Only two seasons ago David Koma presented his – Niki de Saint Phalle inspired – collection of dresses off schedule headlining Freemasons as the winner of Fashion Scout’s Merit Award. The garments were tight, clinic bright and fun – body-con for the Sci-Fi (think The Jetsons crossed with Barberella) obsessives! In contrast Koma’s S/S 2011 collection combined his tightly constructed silhouette with a welcome relax in the hemlines.
This season Koma experimented with the essence of ballet, dosage hardening the oh-so-familiar shape of the tutu with bold geometric shapes. The fabric of the dresses constricted around the chest before dropping softly into swishing pleats.
During the course of LFW, approved Satu Fox, my fellow Amelia’s Magazine correspondence and I discussed which designers Cheryl Cole might wear later this year on X Factor. As a rule I often avoid X-Factor but remain aware of the concentrated gaze directed towards the sartorial choices of the female presenters, where as Simon and Louie appear to skate through the entire series in identical tatty threads.
As if answering Satu’s and I’s musings, David Koma’s produced a series of (ignoring the questionable use of snake) python adorned Egypitan column dresses in two alternatives: either ever so slightly garish gold or a dramatic black. Both looks which would definately wow on the X-Factor.
The use of python was upsetting, one can just about understand the development of fur coats, when the material was a hunting by-product in sub-zero weather conditions. It still remains harder to justify the use of fur as a luxurious adornment. Subsequently how does one justify the use of Python? It has no qualities, I am aware of other than the scream of wealth. Is python skin sourced via a farm? Or is the skin obtained after an animal dies of natural causes?
Amelia had the good fortune to ask this outstandingly young designer (24!) about his decision to use Python Skin, you can read the intriguing outcome to their conversation here.
Designers take a leaf out of Stella McCartney’s book and research luxury alternatives to animal products!
It’s been intriguing to see numerous designers plundering the back catalogues of Abstract Artists, from Cooperative Design’s wonderful reinvention of the Bauhaus through their use of Memphis School of Furniture Design (who also popped up in Holly Fulton’s press release) to David Koma’s application of bold abstract inspired shape from Fernand Leger.

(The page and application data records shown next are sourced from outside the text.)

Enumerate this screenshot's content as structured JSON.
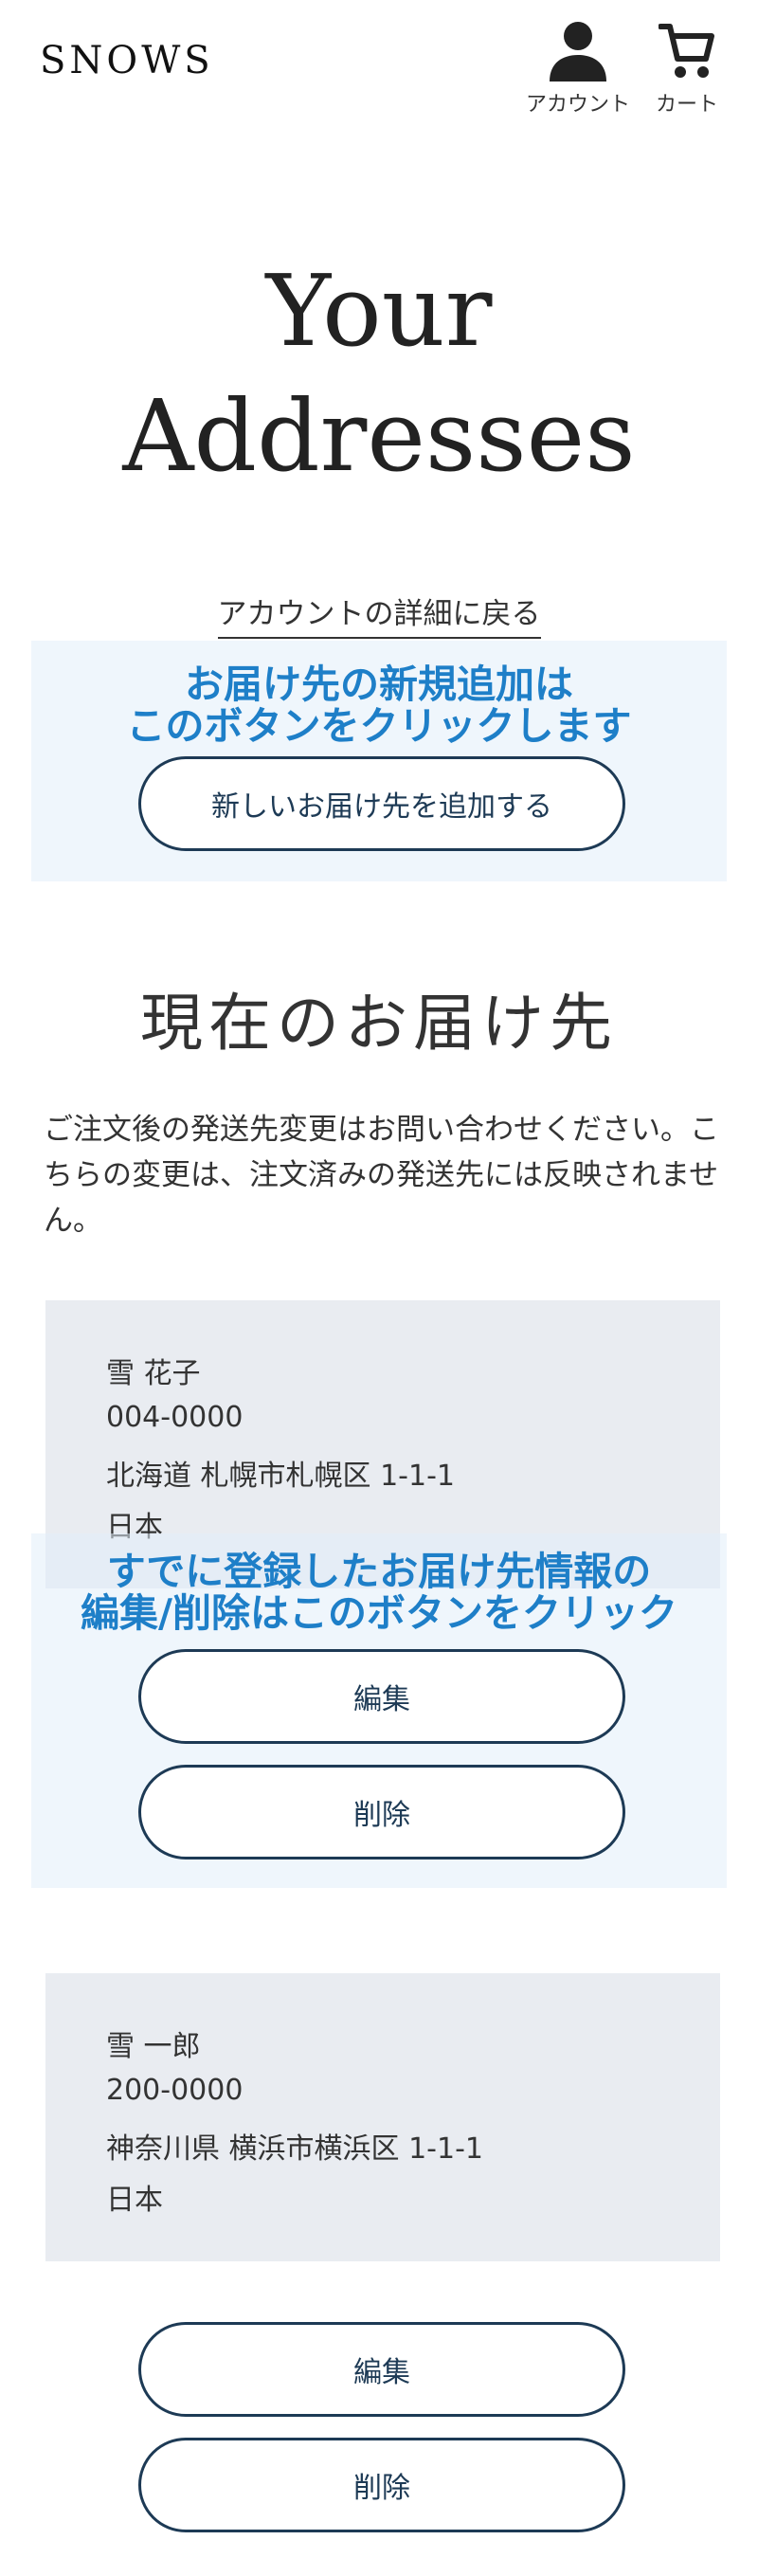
{
  "header": {
    "logo": "SNOWS",
    "account_label": "アカウント",
    "cart_label": "カート"
  },
  "page": {
    "title_line1": "Your",
    "title_line2": "Addresses",
    "back_link": "アカウントの詳細に戻る"
  },
  "hints": {
    "add_line1": "お届け先の新規追加は",
    "add_line2": "このボタンをクリックします",
    "edit_line1": "すでに登録したお届け先情報の",
    "edit_line2": "編集/削除はこのボタンをクリック"
  },
  "add_button": "新しいお届け先を追加する",
  "section": {
    "title": "現在のお届け先",
    "notice": "ご注文後の発送先変更はお問い合わせください。こちらの変更は、注文済みの発送先には反映されません。"
  },
  "addresses": [
    {
      "name": "雪 花子",
      "postal": "004-0000",
      "address": "北海道 札幌市札幌区 1-1-1",
      "country": "日本",
      "edit_label": "編集",
      "delete_label": "削除"
    },
    {
      "name": "雪 一郎",
      "postal": "200-0000",
      "address": "神奈川県 横浜市横浜区 1-1-1",
      "country": "日本",
      "edit_label": "編集",
      "delete_label": "削除"
    }
  ],
  "colors": {
    "accent": "#1d3a55",
    "hint_text": "#1e7fc8",
    "card_bg": "#e9ecf1"
  }
}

- London Fashion Week S/S 2012 Catwalk Review: David Koma
- London Fashion Week S/S 2011 Catwalk Review: David Koma
- David Koma: London Fashion Week A/W 2013 Catwalk Review
- LFW 09 – David Koma – The Jetsons meets Barbarella
- Heohwan Simulation: London Fashion Week S/S 2013 Catwalk Review